Plans for the food court include a partially covered exterior seating area in a Harborplace parcel that has never before had a defined public use. While outdoor seating at Harborplace, with minimal exception, has been oriented toward the water, the food court's seating area is designated for the west side of the pavilion, which runs alongside Light Street.
Major remodeling is under way on the upper level of the Light Street Pavilion, which until recently housed the Light Street Food Hall.
The last remaining Food Hall vendors, including a Subway, a New York Deli and Roman Delight, closed Sept. 30, leaving only Hooters and the upper levels of Urban Outfitters and the H&M retail stores as active spaces on the second floor. The retail stores and kiosks that made up the upper level's Sam Smith Market are gone, too. When Harborplace opened in 1980, the Food Hall included more than 30 vendors selling Italian, Greek, Mexican and Chinese fare along with hot dogs, pretzels ice cream and hamburgers. Thrasher's French Fries, Flying Fruit Fantasy and Haagen-Dazs were among the Food Hall's opening-day tenants on July 2, 1980.
The current food options on the Light Street Pavilion's lower level now include, in addition to J. Paul's, the Fudgery, a Thai Noodle Bowl, the Ooh la la Cupcakery, and Oasis, the Light Street Pavilion's last surviving original tenant. Longtime tenant Lee's Ice Cream is gone, as is the Johnny Rockets diner, which opened in 1991.
Greek Festival renames itself Since the early 1970s, folks have flocked to the Greek Orthodox Cathedral of the Annunciation for the church's annual fall Greek festival. They come for the music and dancing, to buy art and handicrafts and to tour the handsome 1889 church building designed by Charles E. Cassell.

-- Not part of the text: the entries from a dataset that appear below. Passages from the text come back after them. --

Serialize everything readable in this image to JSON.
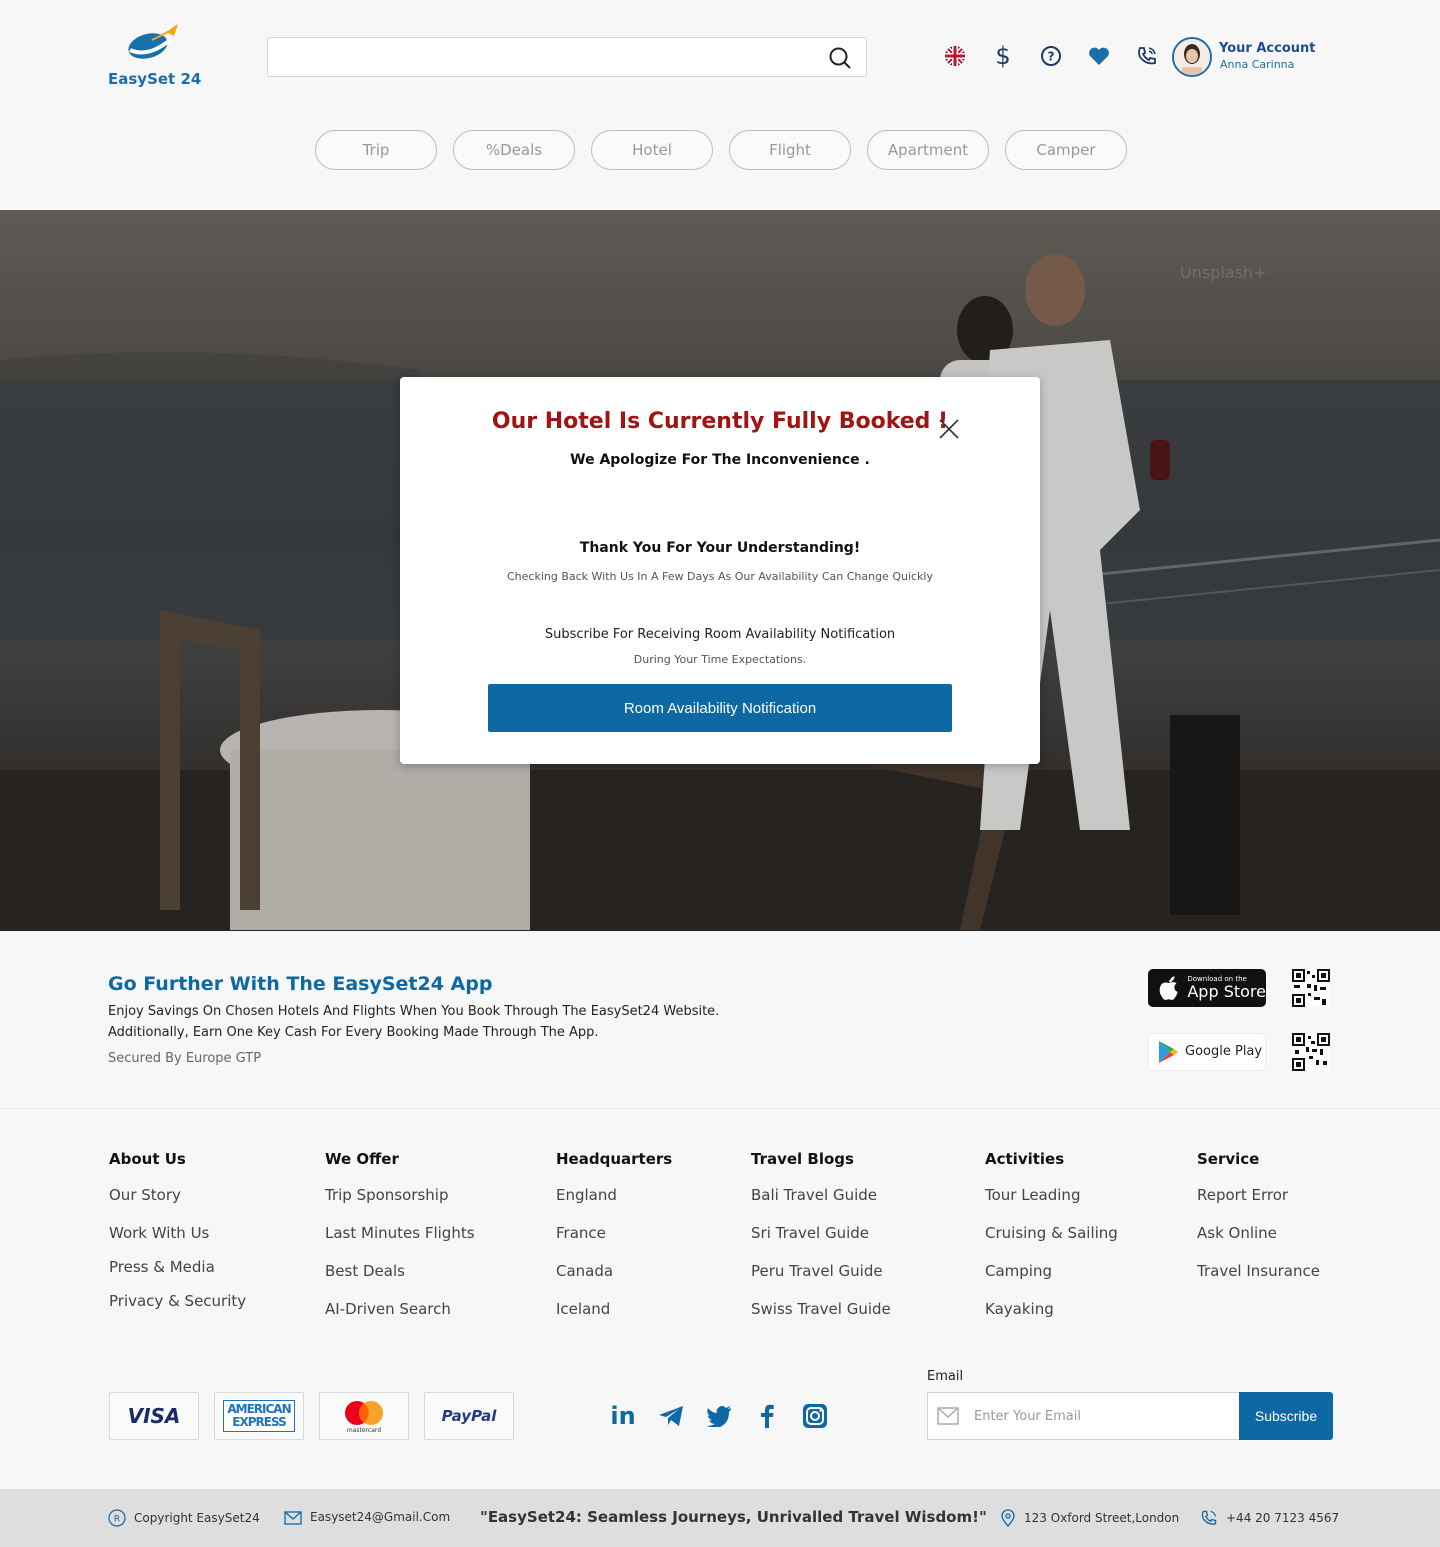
{
  "brand": {
    "name": "EasySet 24",
    "primary": "#0e68a4",
    "alert": "#a11414"
  },
  "header": {
    "search_placeholder": "",
    "icons": [
      "uk-flag-icon",
      "dollar-icon",
      "help-icon",
      "heart-icon",
      "phone-icon"
    ],
    "account": {
      "title": "Your Account",
      "name": "Anna Carinna"
    }
  },
  "tabs": [
    "Trip",
    "%Deals",
    "Hotel",
    "Flight",
    "Apartment",
    "Camper"
  ],
  "hero": {
    "watermark": "Unsplash+"
  },
  "modal": {
    "title": "Our Hotel Is Currently Fully Booked !",
    "subtitle": "We Apologize For The Inconvenience .",
    "thanks": "Thank You For Your Understanding!",
    "check_back": "Checking Back With Us In A Few Days As Our Availability Can Change Quickly",
    "subscribe": "Subscribe For Receiving Room Availability Notification",
    "during": "During Your Time Expectations.",
    "button": "Room Availability Notification"
  },
  "app": {
    "title": "Go Further With The EasySet24 App",
    "line1": "Enjoy Savings On Chosen Hotels And Flights When You Book Through The EasySet24 Website.",
    "line2": "Additionally, Earn One Key Cash For Every Booking Made Through The App.",
    "secured": "Secured By Europe GTP",
    "appstore_small": "Download on the",
    "appstore_big": "App Store",
    "googleplay": "Google Play"
  },
  "footer": {
    "columns": [
      {
        "heading": "About Us",
        "items": [
          "Our Story",
          "Work With Us",
          "Press & Media",
          "Privacy & Security"
        ]
      },
      {
        "heading": "We Offer",
        "items": [
          "Trip Sponsorship",
          "Last Minutes Flights",
          "Best Deals",
          "AI-Driven Search"
        ]
      },
      {
        "heading": "Headquarters",
        "items": [
          "England",
          "France",
          "Canada",
          "Iceland"
        ]
      },
      {
        "heading": "Travel Blogs",
        "items": [
          "Bali Travel Guide",
          "Sri Travel Guide",
          "Peru Travel Guide",
          "Swiss Travel Guide"
        ]
      },
      {
        "heading": "Activities",
        "items": [
          "Tour Leading",
          "Cruising & Sailing",
          "Camping",
          "Kayaking"
        ]
      },
      {
        "heading": "Service",
        "items": [
          "Report Error",
          "Ask Online",
          "Travel Insurance"
        ]
      }
    ],
    "payments": {
      "visa": "VISA",
      "amex_1": "AMERICAN",
      "amex_2": "EXPRESS",
      "mastercard": "mastercard",
      "paypal": "PayPal"
    },
    "social": [
      "linkedin-icon",
      "telegram-icon",
      "twitter-icon",
      "facebook-icon",
      "instagram-icon"
    ],
    "email_label": "Email",
    "email_placeholder": "Enter Your Email",
    "subscribe": "Subscribe"
  },
  "bottom": {
    "copyright": "Copyright EasySet24",
    "email": "Easyset24@Gmail.Com",
    "quote": "\"EasySet24: Seamless Journeys, Unrivalled Travel Wisdom!\"",
    "address": "123 Oxford Street,London",
    "phone": "+44 20 7123 4567"
  }
}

They come for the food, and, on its 40th anniversary, the festival's organizers have recognized this, renaming the event: This year's edition is called the Greek Food Festival.
Some visitors stay above ground on Preston Street for the gyros, souvlaki, fried calamari and slow-roasted legs of lamb. But discerning festival-goers make their way into the cathedral's basement for a meal at Aphrodite's Restaurant, where the homemade offerings always include lamb shank with rice pilaf, spanakopita, pastitsio, Greek salad and dolmades. A pastry shop, with baklava and other honey-soaked Greek treats, is downstairs, too.

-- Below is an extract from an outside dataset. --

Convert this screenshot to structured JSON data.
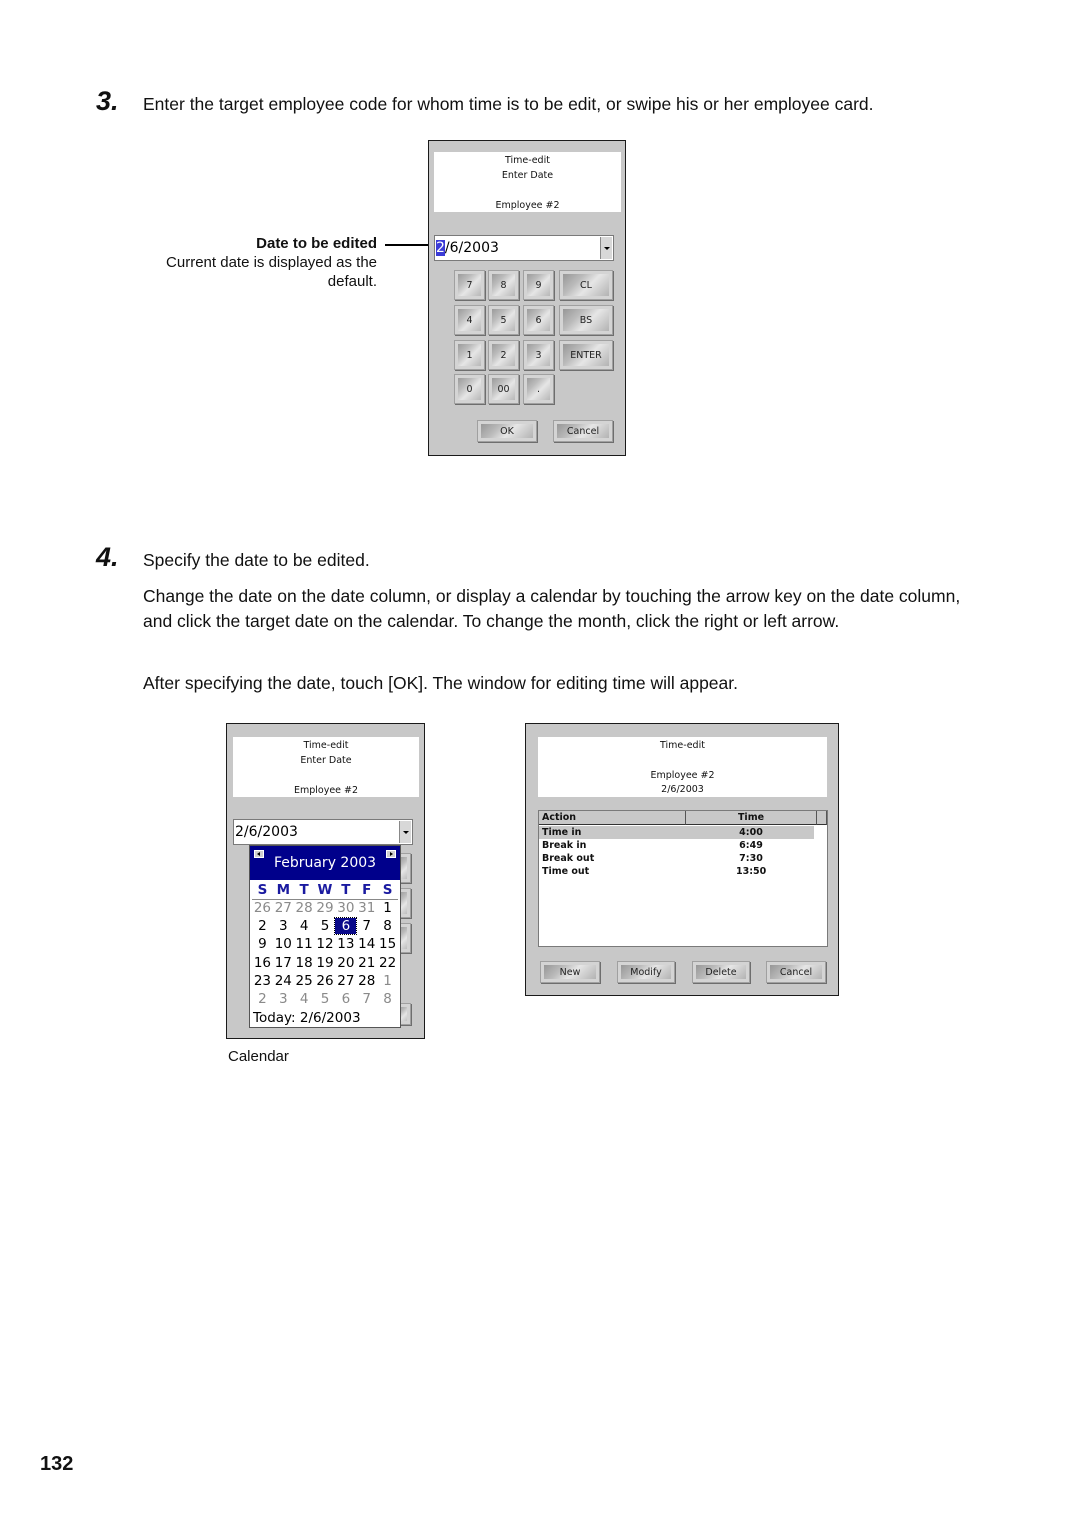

New this year: a Greek yogurt sundae bar and a Greek coffee bar.
The festival will be held at the Greek Orthodox Cathedral of the Annunciation at 24 W. Preston St., rain or shine, on Friday and Saturday from 11 a.m.-11 p.m. and on Sunday from noon-6 p.m. Call 410-727-1831 or go to http://www.batlimoregreekfestival.com.
Diners still wanted The producers of "Kitchen Nightmares" are still taking reservations for diners who want to be a part of the reality show's filming at Cafe Hon, which begins on Friday.
A producer with the show said that reservations for the show are constantly moved around. "People email in reservation requests as soon as the notice is posted, but "then they realize they've made other commitments, or just can't come at the time we're offering," said Hayden Mauk, one of the show's producers.
So if you'd like to dine at Cafe Hon during the filming, which is scheduled for Nov. 4-7, there is still time to contact the production team by email at firstname.lastname@example.org. Include your name, party size and a phone number the producers can reach you. The restaurant will not be taking reservations for these days; only the producers are.
"Kitchen Nightmares," now in its fourth season, dispatches celebrity chef Gordon Ramsay to whip beleaguered restaurants into shape. In past episodes, Ramsay has helped restaurants with a wide range of woes not always limited to culinary incompetence. Sometimes, the restaurant in question is just in a rut but in a few cases, the strong personality of its owner or head chef are threatening to run the restaurant right off the rails.
It always makes for good television, though.
Cafe Hon, and its owner Denise Whiting, have been the subject of heated conversation since last year, when the public learned that Whiting had trademarked the Balto-centric term "Hon."
Wine awards Four Maryland restaurants were among the 50 restaurants singled out for their wine lists by diners using the Open Table online reservation service.
The honored restaurants were Cinghiale in Baltimore, Pairings Bistro in Bel Air, Bistro Blanc in Glenelg and Iron Bridge Wine Company in Columbia. The Diners' Choice awards for top wine lists are derived, according to Open Table, from "more than ten million reviews" submitted by their subscribers.